Type Daily newspaper
Format Broadsheet (54.6 cm x 40.65 cm)
Owner(s) Sankei Shimbun Co., Ltd.
Publisher Nagayoshi Sumita
Founded June 20, 1933
Language Japanese
Headquarters Osaka & Tokyo
Circulation Morning edition: 2,191,587
Evening edition:[1] 635,988
(ABC Japan, October 2005)
Website www.sankei.com

Sankei Shimbun (産経新聞 Sankei Shinbun?), literally "Industrial and Economic Newspaper", is a daily newspaper in Japan published by the Sankei Shimbun Co., Ltd. (株式会社産業経済新聞社 Kabushiki-gaisha Sangyō Keizai Shinbunsha?). It has the sixth highest circulation for a newspaper in Japan, and is considered one of the five "national" newspapers.[2]


On 1 October 2007, Sankei Shimbun's website and MSN Japan started a content partnership, MSN Sankei News.[3]

Corporate profile[edit]

Tokyo Sankei Building
Namba Sankei Building

The Sankei Shimbun is part of the Fujisankei Communications Group and is 40% owned by Fuji Media Holdings.

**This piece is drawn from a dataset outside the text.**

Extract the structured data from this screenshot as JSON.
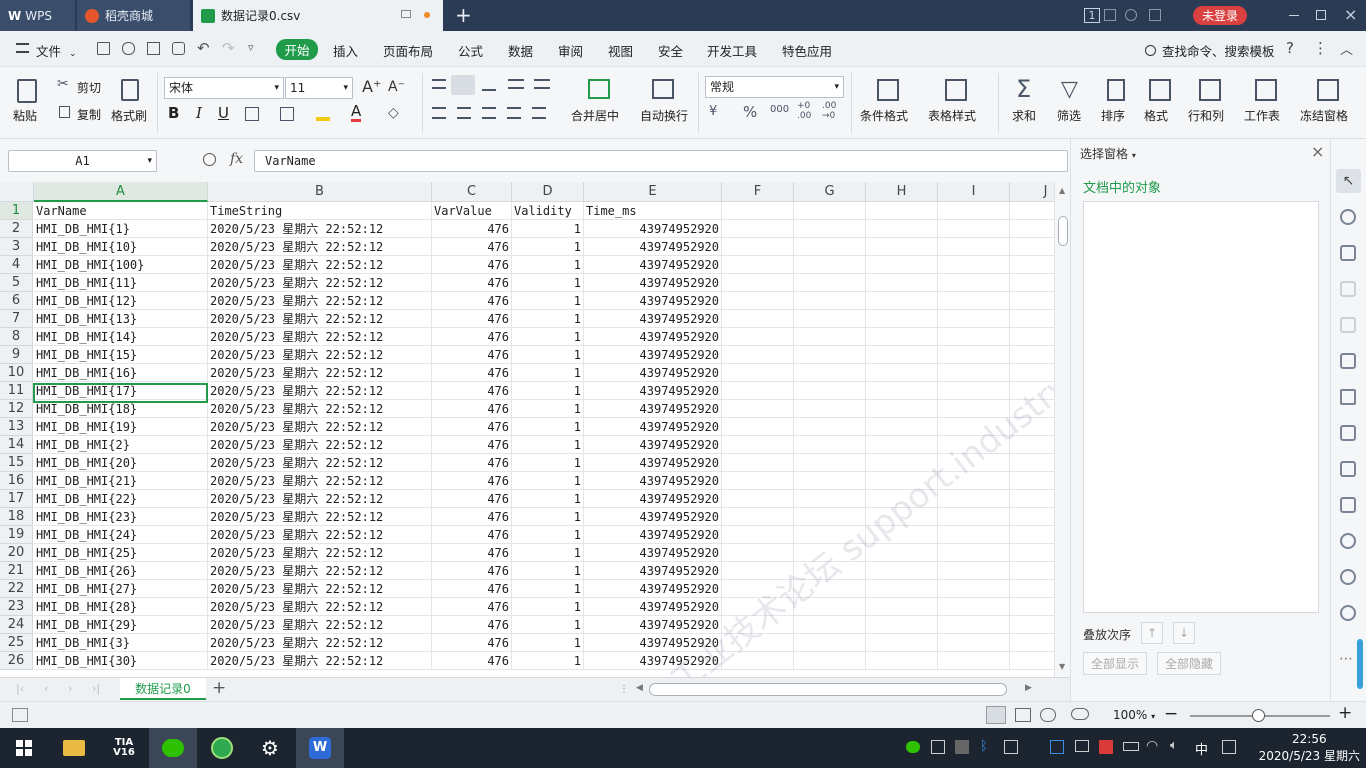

The company is also the owner of Osaka Broadcasting Corporation (OBC, Radio Osaka).

Offices[edit]

  • Publishing newspapers: Sankei Shimbun, Sankei Sports, Yukan Fuji, Keiba Eight, etc.
  • Tokyo Head Office (registered headquarters): Tokyo Sankei Building, 7-2, Otemachi Itchome, Chiyoda, Tokyo
  • Osaka Head Office: Namba Sankei Building, 1-57, Minatomachi Nichome, Naniwa-ku, Osaka
    • Umeda Office: Breezé Tower, 4-9, Umeda Nichome, Kita-ku, Osaka
    • Western Office (Fukuoka): Sunlight Building, 23-8, Watanabe-dori, Chuo-ku, Fukuoka

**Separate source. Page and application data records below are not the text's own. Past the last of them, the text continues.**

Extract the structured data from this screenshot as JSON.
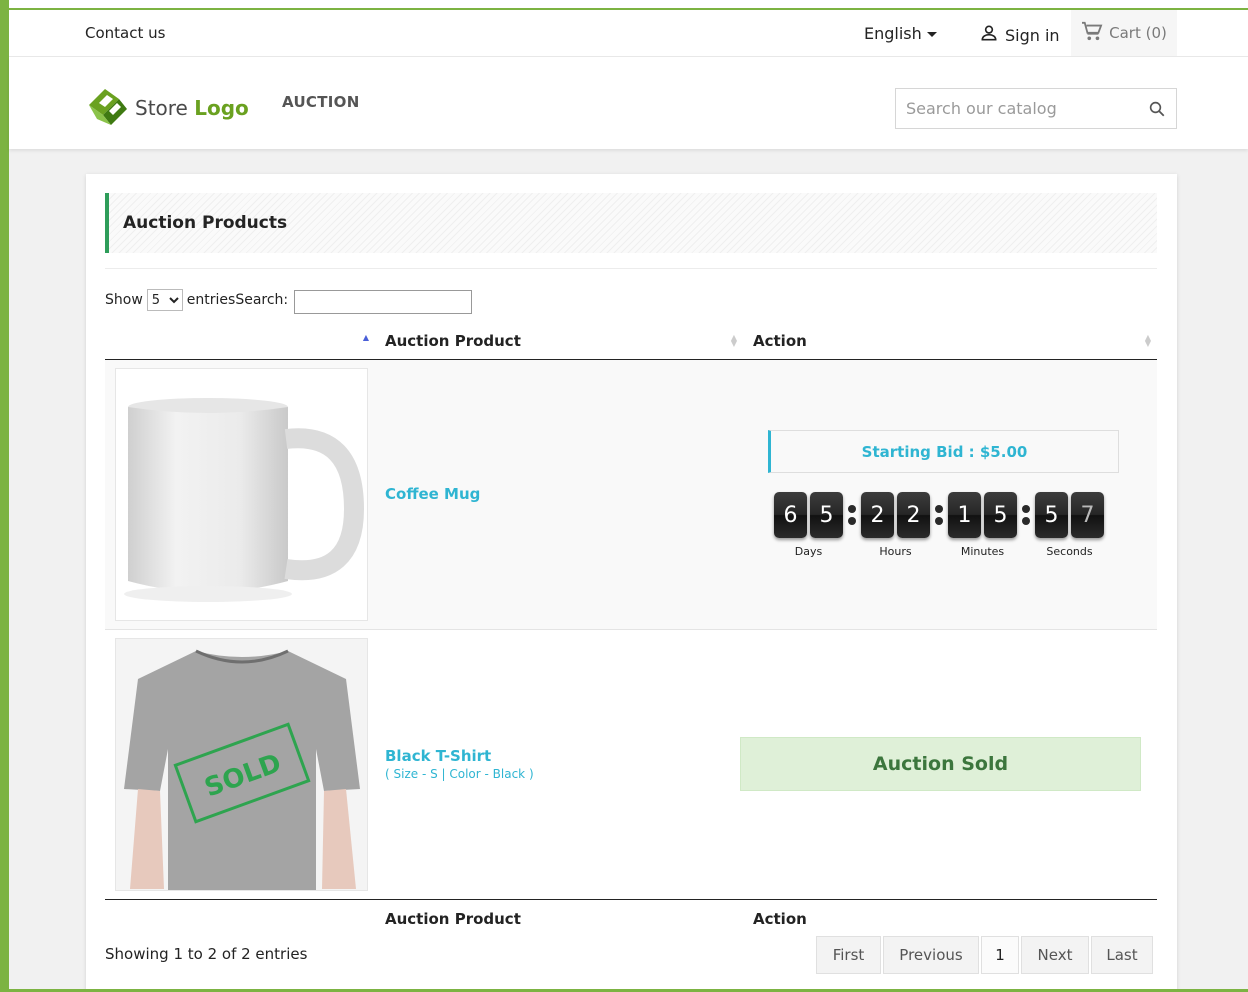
{
  "header": {
    "contact": "Contact us",
    "language": "English",
    "signin": "Sign in",
    "cart": "Cart (0)"
  },
  "nav": {
    "logo_prefix": "Store",
    "logo_suffix": "Logo",
    "auction_link": "AUCTION",
    "search_placeholder": "Search our catalog"
  },
  "page": {
    "title": "Auction Products",
    "show_label": "Show",
    "entries_value": "5",
    "entries_label": "entries",
    "search_label": "Search:"
  },
  "table": {
    "columns": [
      "",
      "Auction Product",
      "Action"
    ],
    "rows": [
      {
        "name": "Coffee Mug",
        "bid_text": "Starting Bid : $5.00",
        "countdown": {
          "days": [
            "6",
            "5"
          ],
          "hours": [
            "2",
            "2"
          ],
          "minutes": [
            "1",
            "5"
          ],
          "seconds": [
            "5",
            "7"
          ]
        },
        "labels": [
          "Days",
          "Hours",
          "Minutes",
          "Seconds"
        ]
      },
      {
        "name": "Black T-Shirt",
        "attributes": "( Size - S | Color - Black )",
        "stamp": "SOLD",
        "status": "Auction Sold"
      }
    ],
    "footer_columns": [
      "",
      "Auction Product",
      "Action"
    ]
  },
  "pagination": {
    "info": "Showing 1 to 2 of 2 entries",
    "first": "First",
    "previous": "Previous",
    "current": "1",
    "next": "Next",
    "last": "Last"
  },
  "colors": {
    "brand_green": "#7cb342",
    "link_blue": "#2fb5d2",
    "sold_green": "#3c763d",
    "title_accent": "#2e9d5a"
  },
  "icons": [
    "user-icon",
    "cart-icon",
    "search-icon",
    "store-logo-icon",
    "sort-icon"
  ]
}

Famous corporate alumni[edit]

Controversy[edit]

In August 2014, South Korea filed suit against Sankei for insults against Park Geun-hye, the president of South Korea, and demanded that Tatsuya Kato, head of the Seoul Bureau, present himself for questioning.[4][5][6][7][8] The article was about several rumors about Park during the Sinking of the MV Sewol, referencing Korean news reports. Sankei referred to Chosun Ilbo, however only Sankei was charged with defamation. Sankei was considered an anti-Korean newspaper in Korea.[9] Thus, Japanese media assumed the suit was a warning to Sankei.[10]

In December 2014 the newspaper apologized after running Richard Koshimizu's ad promoting anti-Semitic books.[11][12]

See also[edit]

References[edit]

External links[edit]